Habsburg Empire: The Habsburg Empire was a great power in Europe from the late Middle Ages until World War I. It was ruled by the Austrian royal family, the Habsburgs, and its capital city was Vienna. The Habsburg Empire eventually included Hungary, the Czech lands, Slovakia, Croatia, Slovenia, Bosnia-Herzegovina, and important parts of Italy, Poland, and Romania. Although its critics sometimes referred to it as "a prison of nations," the Habsburg Empire offered protection to many small national groups and kept them from being absorbed by other cultures. It also laid the foundations for the industrial development of Central Europe. The Empire broke up as a result of World War I, and its territory provided the basis for the new countries of Austria, Hungary, and Czechoslovakia. Some Habsburg territory also was transferred to the country of Yugoslavia, which was created at that time.

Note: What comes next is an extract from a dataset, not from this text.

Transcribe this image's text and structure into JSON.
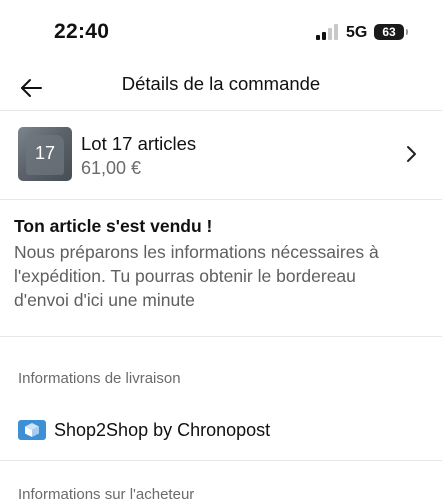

The Eastern Question: This term refers to the diplomatic struggles surrounding the decline and demise of the Ottoman Empire. As this empire weakened after about 1700, its neighbors wished to extend their influence into former Ottoman territories. Various national groups within the Ottoman Empire, moreover, were struggling to regain their freedom. These "successor states" such as Serbia, Greece, Romania, Bulgaria, and Albania eventually emerged in the wake of the retreating Ottoman Empire. The most famous example of the Eastern Question was the dispute over the Ottoman province of Bosnia-Herzegovina, which was occupied by the Habsburg Empire after a war in 1878. The country of Serbia, next to Bosnia, had recently become independent from the Ottoman Empire also, and it also aimed to annex Bosnia. This rivalry led to great tensions between the Habsburg Empire and Serbia, and World War I began after a Serbian nationalist killed the Austrian heir apparent on a visit to the Bosnian capital of Sarajevo.
Balkan Wars: Wars occurring between 1912-1913 where the small Balkan states teamed up to seize land from the declining Ottoman Empire and then fought amongst themselves as they divided up the territory.
Perestroika refers to the far-reaching program of reforms
that Mikhail Gorbachev, leader of the Soviet Union, instituted in
that country from 1985 until 1991. The word means restructuring in
Russian. Gorbachev's aim was to revitalize the economy of the USSR,
while improving the efficiency of the Communist Party and meeting
some demands for local self-government. One of the most famous aspects
of perestroika was "glasnost," or press freedom, which allowed
Soviet citizens to air